Then, over the next several hours (with plenty of bathroom breaks in between), we judged four flights of about 20 water samples each, for a total of about 80 waters altogether. The first round consisted of municipal (tap) water and purified drinking water; the second round of sparkling and non-carbonated water. We judged each sample on an overall point scale of 1-14 based on the various criteria discussed earlier. We were encouraged to nibble on Carr’s Table Water Crackers to help clear our palate and stimulate our taste buds.

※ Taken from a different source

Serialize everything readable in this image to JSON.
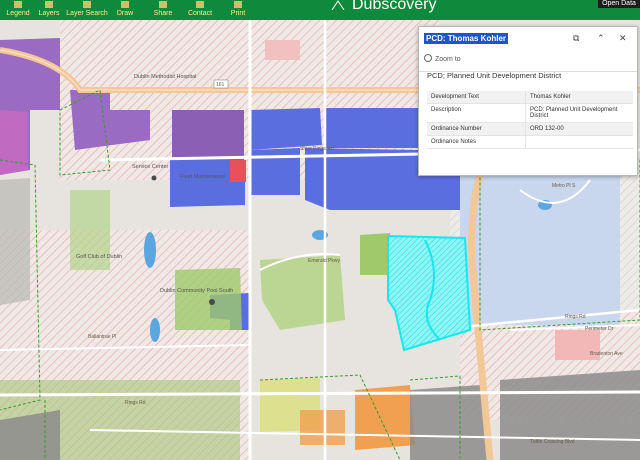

For the municipal water and sparkling water categories, I could detect aftertastes, aromas and textures, and my scores swung erratically. The purified drinking water and non-carbonated categories were significantly tougher; I found the majority were crisp and clean and quite similar. I wondered how much more training I needed to get to the point I could taste subtle differences.

The results were tabulated and it turns out, us judges were pretty consistent in our choices. Top honors went to Santa Ana, CA for Best Municipal Water; Eldorado Natural Spring Water in Colorado for Best Non-carbonated Water; New Zealand’s Otakiri Reserve for Best Sparking Water; and St. Kitts & Nevis’ Mountain Springs for Best Purified Drinking Water.

Members of the public “rush” to grab as many water bottle samples at the end of the competition. (Photo by Happy Rone)

The most eye-opening part was the “Water Rush” where the public had the opportunity to grab as many water bottles of the samples entered into the competition as they could. I sat next to a couple who made the five-hour drive from Brooklyn, NY, – Peter and Cynthia Lloyd – who are quite famous at the Water Tasting. They’ve been coming every year and thirstily scooped up dozens of water bottles with impressive deft. It’s not an easy feat given the dozens of people who rush like a Black Friday sale. A display that took hours to set up is gone in 10 minutes.

The entire experience left me with a few sample bottles and a bit water-logged, but grateful for the experience. A water master I will never be, but for one day, I got a taste of this unique water world and its culture. And, the credentials to characterize a water sample as “a wet Band-Aid.”

The next annual Berkeley Springs International Water Tasting will take place on February 22, 2025.